The UN Department of Economic and Social Affairs (DESA) released an advance unedited version of the 2015 edition of the Global Sustainable Development Report (GSDR).
The 2015 GSDR considers how prepared the scientific community is to inform the integrated and multi-dimensional problem solving and policy making that will be needed for implementing the post-2015 development agenda.
It includes contributions from more than 500 scientists and experts from over 20 UN agencies.
8 June 2015: The UN Department of Economic and Social Affairs (DESA) released an advance unedited version of the 2015 edition of the Global Sustainable Development Report (GSDR). The 2015 GSDR considers how prepared the scientific community is to inform the integrated and multi-dimensional problem solving and policy making that will be needed for implementing the post-2015 development agenda. It includes contributions from more than 500 scientists and experts from over 20 UN agencies.
The GSDR, mandated by the 2012 UN Conference on Sustainable Development (Rio+20) in ‘The Future We Want’ outcome document, seeks to strengthen the science-policy interface for sustainable development, particularly in the context of the UN High-level Political Forum on sustainable development (HLPF). The report provides “an assessment of assessments,” reflecting existing documentation and making them simple and coherent, rather than producing new knowledge.

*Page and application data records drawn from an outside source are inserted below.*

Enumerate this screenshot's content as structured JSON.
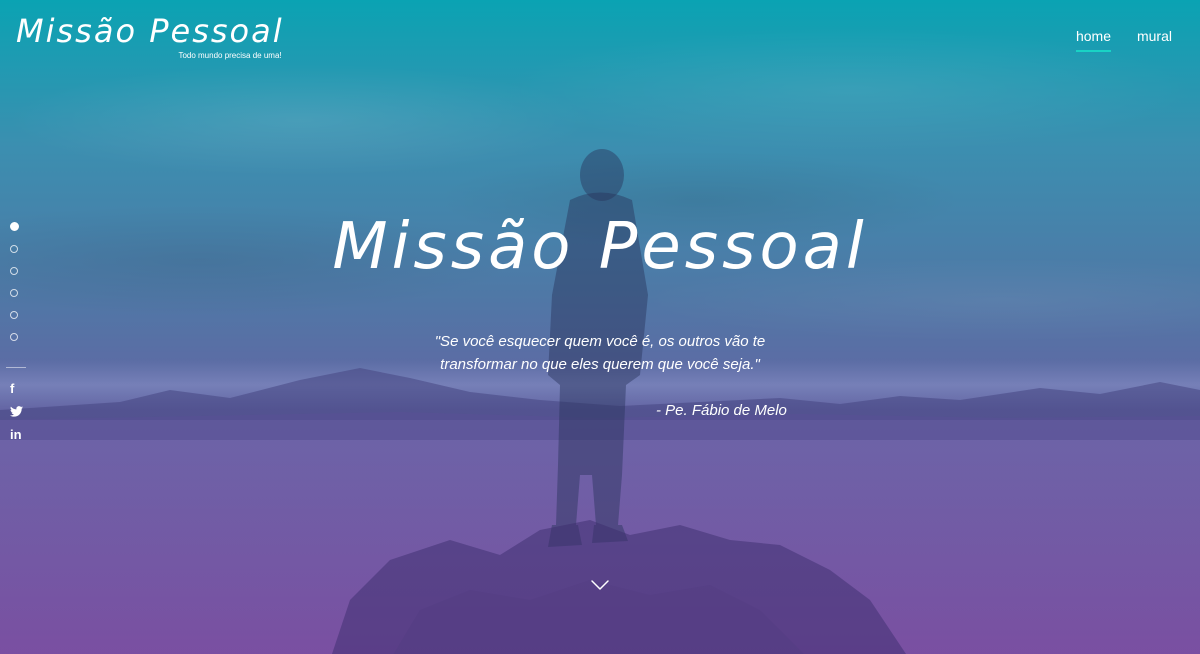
{
  "header": {
    "logo_title": "Missão Pessoal",
    "logo_tagline": "Todo mundo precisa de uma!"
  },
  "nav": {
    "items": [
      {
        "label": "home",
        "active": true
      },
      {
        "label": "mural",
        "active": false
      }
    ]
  },
  "side_nav": {
    "slides": 6,
    "active_slide": 1
  },
  "social": {
    "facebook": "f",
    "linkedin": "in",
    "icons": [
      "facebook-icon",
      "twitter-icon",
      "linkedin-icon"
    ]
  },
  "hero": {
    "headline": "Missão Pessoal",
    "quote_line1": "\"Se você esquecer quem você é, os outros vão te",
    "quote_line2": "transformar no que eles querem que você seja.\"",
    "author": "- Pe. Fábio de Melo"
  },
  "colors": {
    "gradient_top": "#0aa3b3",
    "gradient_bottom": "#7a4fa0",
    "accent": "#19d3c5",
    "text": "#ffffff"
  }
}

The 2015 report contains eight chapters providing examples of analytical approaches that could be considered in future editions of the report. According to the authors, these chapters could each be seen as a template for an annual interim GSDR, produced for the meetings of the HLPF under the auspices of the UN General Assembly (UNGA) every four years.
Chapters 1 and 2 serve as an introduction to the other chapters. Chapter 1, ‘The science policy interface,’ provides a menu of concrete roles and actions that the HLPF could consider in order to strengthen the science-policy interface for sustainable development. Chapter 2, on ‘Integrated perspectives on the Sustainable Development Goals (SDGs),’ surveys the landscape of major global assessments in terms of their coverage of the SDGs and their interlinkages. It explores the SDG coverage of international assessments conducted within and beyond the UN system, and the extent to which they apply integrated perspectives.

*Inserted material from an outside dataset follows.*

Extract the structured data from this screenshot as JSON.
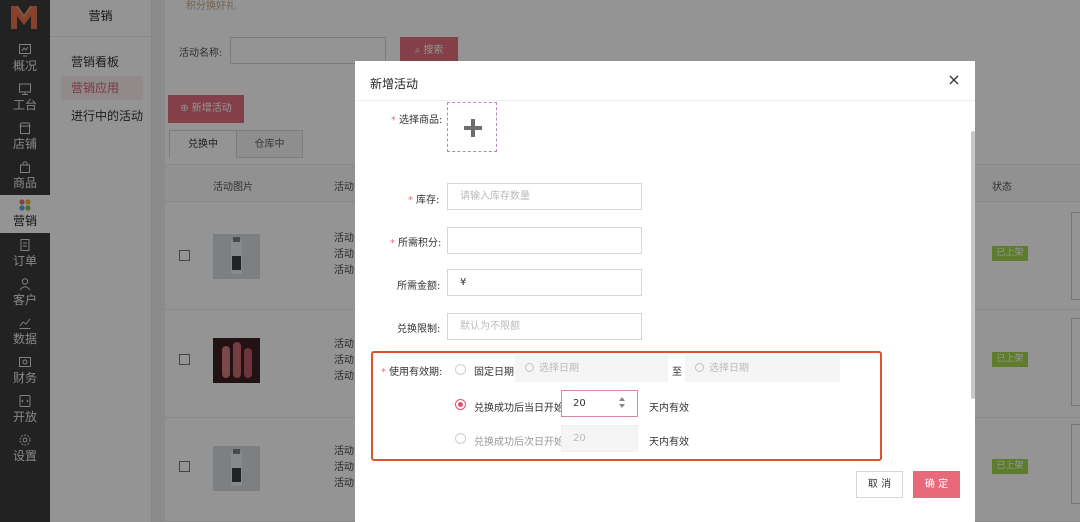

Chapter 3, on ‘The oceans, seas, marine resources, and human well-being nexus,’ seeks to demonstrate the necessity of using an integrated approach when dealing with interlinkages among oceans, seas, marine resources and human well-being, at the global, regional, national and local levels. It highlights case studies illustrating the benefits of integrated approaches for implementation.
Using the proposal of the Open Working Group on SDGs as its reference point, Chapter 4, on ‘Disaster risk reduction: a cross-cutting necessity in the SDGs,’ looks at the interlinkages between DRR and several SDGs, considers impacts of setting DRR targets on monitoring progress, and showcases new solutions for data collection and measurement in the context of DRR.
Chapter 5, on ‘Economic growth, inclusive and sustainable industrial development and sustainable consumption and production,’ reviews the current landscape of industrialization and the challenges ahead for “late industrializers.” It considers the types of policy and institutional support needed to enable late industrialization, particularly along a low-carbon, sustainable path, and how a shift toward sustainable consumption and production (SCP) globally is likely to impact industrialization options.
Chapter 6, on ‘Countries in special situations,’ examines selected aspects of the science-policy interface in the context of the least developed countries (LDCs), landlocked developing countries (LLDCs) and small island developing States (SIDS). It analyzes: the scope of existing publications on these groups of countries that may be relevant for decision making at the national level; the availability of information and data; and whether and how publications and international commitments on these groups of countries address the proposed 17 SDGs.
Chapter 7, on ‘Science issues for the attention of policy makers,’ explores the ways in which UN processes and other institutions identify issues for policy makers’ consideration. It also presents results of an open call for crowd-sourced science briefs from interested scientific communities around the world, and suggests a number of issues for consideration by the HLPF.
Chapter 8, on ‘New data approaches for monitoring sustainable development progress: the case of Africa,’ highlights innovative uses of data to improve the science-policy interface for sustainable development.
In conclusion, the report notes that the scope of the future editions of the GSDR will depend on how Member States wish to use it to support implementation of the post-2015 development agenda, and to assess progress towards the SDGs.
The report is issued in advance of the HLPF session taking place on 26 June-8 July 2015 under the auspices of the Economic and Social Council (ECOSOC), to inform Member States’ deliberations at the Forum. [Publication: Global Sustainable Development Report: 2015 Edition – Advance Unedited Version] [GSDR Webpage] [HLPF Webpage]